In North Carolina, equitable distribution is the process of dividing assets and debts that were acquired during marriage. One spouse must file for equitable distribution prior to the final divorce judgment to protect their rights to a court-ordered distribution of marital property. The equitable distribution action is to ensure that each spouse receives an equitable share of the marital property as marriage is a partnership and each spouse a partner.
The process of equitable distribution can be a complicated process. First, each spouse must list all property, owned by either party, in an affidavit form. Secondly, each property item must be classified as either marital property, separate property, or divisible property. Next, each property item is valued. This information is then used to divide property between the parties.
Property listed on the affidavit is then classified as one of three classifications, marital property, separate property, or divisible property.

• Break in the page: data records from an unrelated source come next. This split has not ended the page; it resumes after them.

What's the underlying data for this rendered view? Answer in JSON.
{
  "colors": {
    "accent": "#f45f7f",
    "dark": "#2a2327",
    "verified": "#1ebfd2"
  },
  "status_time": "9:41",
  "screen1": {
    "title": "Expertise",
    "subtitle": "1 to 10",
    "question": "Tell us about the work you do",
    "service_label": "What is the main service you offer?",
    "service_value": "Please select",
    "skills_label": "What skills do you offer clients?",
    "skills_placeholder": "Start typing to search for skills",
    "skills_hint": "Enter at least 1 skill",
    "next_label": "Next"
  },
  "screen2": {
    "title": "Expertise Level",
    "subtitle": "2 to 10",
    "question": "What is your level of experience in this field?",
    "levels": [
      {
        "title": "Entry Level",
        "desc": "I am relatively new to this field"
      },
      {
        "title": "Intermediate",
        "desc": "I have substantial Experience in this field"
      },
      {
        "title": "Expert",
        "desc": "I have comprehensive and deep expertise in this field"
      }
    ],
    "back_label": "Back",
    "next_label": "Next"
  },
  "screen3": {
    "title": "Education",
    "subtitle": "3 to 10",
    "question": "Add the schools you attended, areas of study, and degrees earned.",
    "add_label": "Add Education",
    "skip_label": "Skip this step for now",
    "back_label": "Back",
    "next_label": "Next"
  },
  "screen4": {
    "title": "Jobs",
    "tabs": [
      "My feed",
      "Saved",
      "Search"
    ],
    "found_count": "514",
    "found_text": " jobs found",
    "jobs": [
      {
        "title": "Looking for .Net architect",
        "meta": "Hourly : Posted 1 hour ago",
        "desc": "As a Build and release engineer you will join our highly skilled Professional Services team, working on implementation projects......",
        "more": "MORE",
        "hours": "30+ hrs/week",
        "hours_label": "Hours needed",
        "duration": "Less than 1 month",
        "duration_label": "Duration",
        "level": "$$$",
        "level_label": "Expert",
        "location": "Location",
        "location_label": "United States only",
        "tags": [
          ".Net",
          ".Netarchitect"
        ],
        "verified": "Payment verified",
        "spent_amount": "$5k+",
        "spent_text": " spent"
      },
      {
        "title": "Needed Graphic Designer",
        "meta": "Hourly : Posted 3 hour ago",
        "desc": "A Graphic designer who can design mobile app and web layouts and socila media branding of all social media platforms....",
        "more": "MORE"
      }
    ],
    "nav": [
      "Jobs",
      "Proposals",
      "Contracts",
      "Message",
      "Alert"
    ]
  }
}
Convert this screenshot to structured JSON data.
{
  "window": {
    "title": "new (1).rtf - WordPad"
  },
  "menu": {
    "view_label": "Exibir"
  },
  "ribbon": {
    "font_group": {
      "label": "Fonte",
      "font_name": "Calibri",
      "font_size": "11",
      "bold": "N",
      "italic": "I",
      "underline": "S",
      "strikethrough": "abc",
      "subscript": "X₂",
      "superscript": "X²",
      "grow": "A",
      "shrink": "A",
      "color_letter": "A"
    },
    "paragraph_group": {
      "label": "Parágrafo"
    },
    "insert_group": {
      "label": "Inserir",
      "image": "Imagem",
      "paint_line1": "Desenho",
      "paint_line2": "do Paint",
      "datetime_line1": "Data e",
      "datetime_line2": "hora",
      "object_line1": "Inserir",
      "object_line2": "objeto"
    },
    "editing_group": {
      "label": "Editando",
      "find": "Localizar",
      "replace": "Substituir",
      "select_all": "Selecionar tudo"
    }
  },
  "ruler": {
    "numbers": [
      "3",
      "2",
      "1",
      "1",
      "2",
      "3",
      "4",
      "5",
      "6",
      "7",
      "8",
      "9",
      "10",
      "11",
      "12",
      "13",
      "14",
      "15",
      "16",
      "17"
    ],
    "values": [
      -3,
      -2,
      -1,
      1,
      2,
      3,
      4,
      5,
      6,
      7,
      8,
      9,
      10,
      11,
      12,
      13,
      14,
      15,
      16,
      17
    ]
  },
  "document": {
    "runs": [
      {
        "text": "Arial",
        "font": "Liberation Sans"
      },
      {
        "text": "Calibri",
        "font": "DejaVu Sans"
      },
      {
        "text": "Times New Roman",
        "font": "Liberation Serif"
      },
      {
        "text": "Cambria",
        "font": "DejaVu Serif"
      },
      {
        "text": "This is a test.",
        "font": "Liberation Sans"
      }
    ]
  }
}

Marital property is property both real and personal that was acquired by either spouse during the marriage.
Separate property is property that was acquired prior to the marriage or was acquired as a result of gift or inheritance and the property was not co-mingled with marital property. Any passive income acquired from separate property is classified as separate property.
Divisible property is likely the most complicated. It involves the modification of a marital asset in order for it to be divided. Marital property with a change in value, after the date of separation, is classified as divisible property. Property acquired after the date of separation as a result of the acts of either spouse during the marriage is also divisible. Any interest or income received from marital property after the date of separation is divisible. Also, changes to any marital debt after the date of separation is also considered divisible property.
After property is classified, a fair market value must be assessed to each item. Professionals such as Real Estate Appraisers and Certified Public Accountants are consulted to determine the fair market value of property.
In general, it is preferred for marital property to be divided equally. However, a Judge may decide not to divide property equally but in another way that is equitable for both spouses.
Do I have to go to court?
Not necessarily, parties are required to participate in mediation prior to proceeding to trial. During mediation each spouse and their attorney will meet, generally at the mediator’s office, in an effort to reach an agreement. If an agreement is reached, both parties sign the agreement prior to leaving mediation. If an agreement is not reached in mediation the parties continue to prepare for trial in which a judge will determine how the marital property is to be divided.
Who pays for Mediation?
Costs for mediation are equally divided between each spouse.
Factors the Court will consider in determining Equitable Distribution
- Income of each party
- Property of each party
- Debt of each party
- Support obligations from a previous marriage
- The length of the marriage
- Age, health, and education of each party
- Expectation of retirement benefits
- Contributions that have increased the value of property
- The nature of property and ability to liquidate the property
- Tax implications
- Actions taken by either spouse to preserve or waste property